Material for this task:
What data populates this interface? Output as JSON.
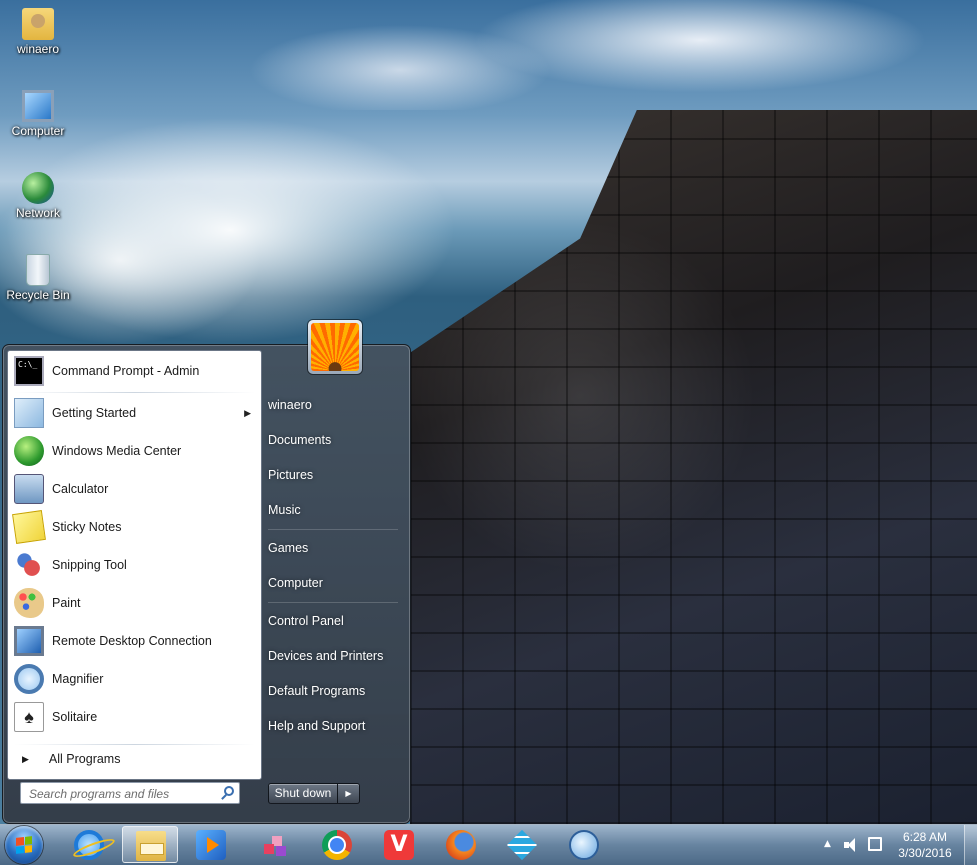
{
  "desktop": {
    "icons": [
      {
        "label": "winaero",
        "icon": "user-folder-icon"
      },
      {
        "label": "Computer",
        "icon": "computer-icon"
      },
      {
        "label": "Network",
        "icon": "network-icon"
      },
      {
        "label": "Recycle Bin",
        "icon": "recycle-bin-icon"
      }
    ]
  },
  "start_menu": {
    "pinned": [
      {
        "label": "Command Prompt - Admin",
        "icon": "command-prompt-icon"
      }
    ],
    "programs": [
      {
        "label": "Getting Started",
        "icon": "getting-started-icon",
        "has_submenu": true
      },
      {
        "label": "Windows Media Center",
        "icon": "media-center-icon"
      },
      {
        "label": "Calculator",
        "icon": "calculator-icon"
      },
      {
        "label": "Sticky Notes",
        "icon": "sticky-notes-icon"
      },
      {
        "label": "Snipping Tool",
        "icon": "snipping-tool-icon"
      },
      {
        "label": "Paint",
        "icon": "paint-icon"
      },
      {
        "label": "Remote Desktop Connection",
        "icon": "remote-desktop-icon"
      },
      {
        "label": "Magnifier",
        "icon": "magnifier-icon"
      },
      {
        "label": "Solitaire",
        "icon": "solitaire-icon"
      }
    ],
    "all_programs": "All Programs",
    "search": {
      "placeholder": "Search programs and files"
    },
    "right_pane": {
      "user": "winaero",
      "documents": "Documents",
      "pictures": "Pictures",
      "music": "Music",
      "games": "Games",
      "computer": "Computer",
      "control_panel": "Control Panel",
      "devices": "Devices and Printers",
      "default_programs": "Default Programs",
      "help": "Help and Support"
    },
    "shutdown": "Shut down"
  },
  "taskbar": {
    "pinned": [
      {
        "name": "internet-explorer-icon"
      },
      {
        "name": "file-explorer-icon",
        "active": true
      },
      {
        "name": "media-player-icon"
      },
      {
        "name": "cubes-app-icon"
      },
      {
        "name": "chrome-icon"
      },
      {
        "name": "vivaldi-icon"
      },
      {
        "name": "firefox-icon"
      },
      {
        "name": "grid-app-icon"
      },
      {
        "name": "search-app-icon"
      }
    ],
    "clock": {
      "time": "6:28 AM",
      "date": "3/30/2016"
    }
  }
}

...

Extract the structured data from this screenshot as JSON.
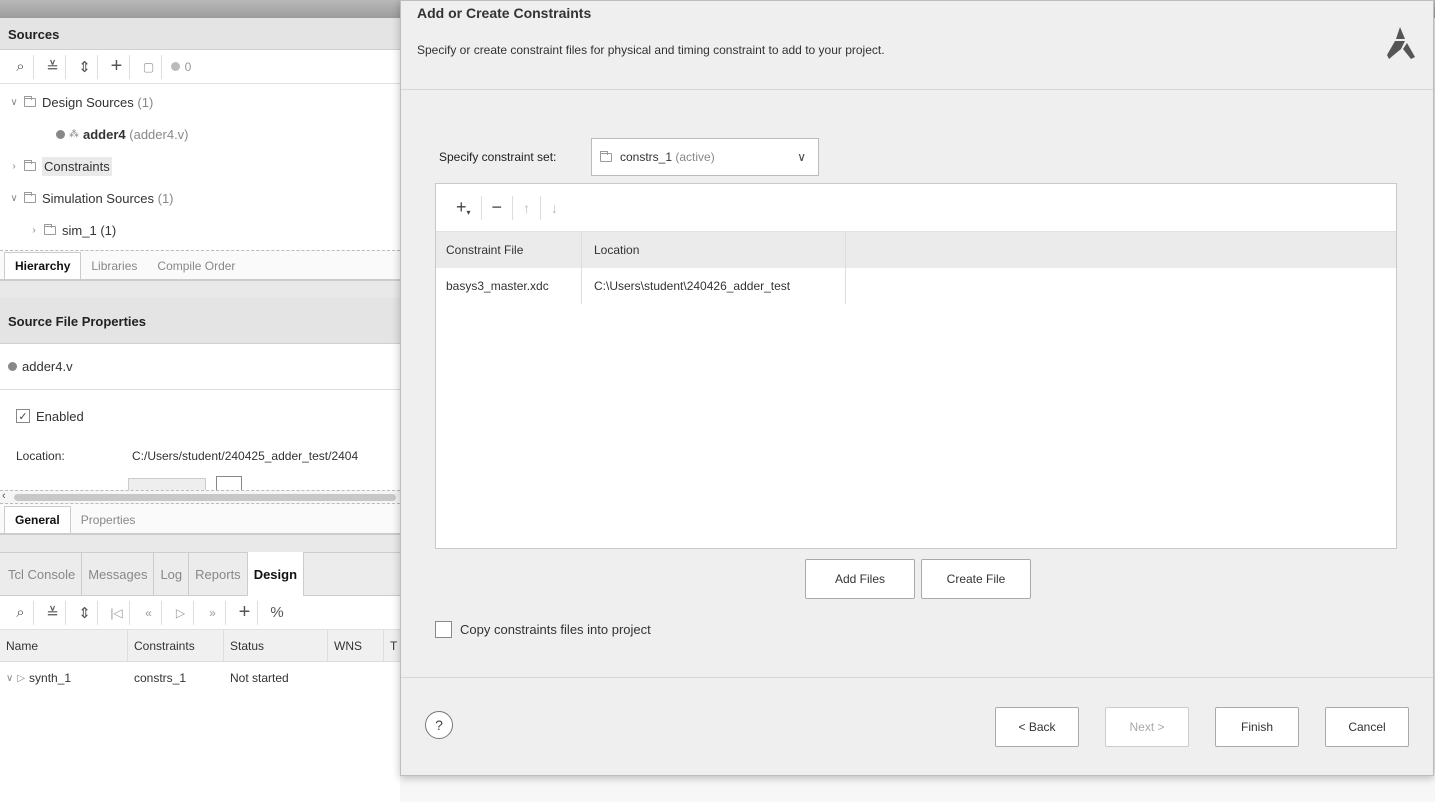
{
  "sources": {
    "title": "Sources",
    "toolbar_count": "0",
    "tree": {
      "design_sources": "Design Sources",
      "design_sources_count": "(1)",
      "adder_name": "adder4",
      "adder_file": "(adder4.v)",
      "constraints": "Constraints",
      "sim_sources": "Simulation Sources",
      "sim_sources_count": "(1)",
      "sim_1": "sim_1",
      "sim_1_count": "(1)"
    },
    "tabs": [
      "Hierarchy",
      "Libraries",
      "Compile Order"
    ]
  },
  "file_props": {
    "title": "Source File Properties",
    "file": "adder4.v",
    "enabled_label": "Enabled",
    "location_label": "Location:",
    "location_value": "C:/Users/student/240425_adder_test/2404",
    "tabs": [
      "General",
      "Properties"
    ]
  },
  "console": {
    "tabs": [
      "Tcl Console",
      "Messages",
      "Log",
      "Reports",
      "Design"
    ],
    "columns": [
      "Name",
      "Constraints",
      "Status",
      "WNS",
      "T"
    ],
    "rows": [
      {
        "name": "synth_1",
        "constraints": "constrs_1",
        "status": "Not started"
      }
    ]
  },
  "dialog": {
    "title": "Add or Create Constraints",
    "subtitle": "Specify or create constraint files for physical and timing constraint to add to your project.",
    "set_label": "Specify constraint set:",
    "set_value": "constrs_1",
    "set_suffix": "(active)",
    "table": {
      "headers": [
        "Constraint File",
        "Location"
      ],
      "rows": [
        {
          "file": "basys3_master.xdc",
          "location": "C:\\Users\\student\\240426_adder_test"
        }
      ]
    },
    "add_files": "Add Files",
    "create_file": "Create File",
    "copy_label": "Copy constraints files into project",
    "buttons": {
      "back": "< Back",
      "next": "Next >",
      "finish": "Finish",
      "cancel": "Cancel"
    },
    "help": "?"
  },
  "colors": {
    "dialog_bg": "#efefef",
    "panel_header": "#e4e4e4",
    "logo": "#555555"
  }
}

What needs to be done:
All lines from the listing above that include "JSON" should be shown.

The answer:
What data populates this interface? Output as JSON.
Extract the structured data from this screenshot as JSON.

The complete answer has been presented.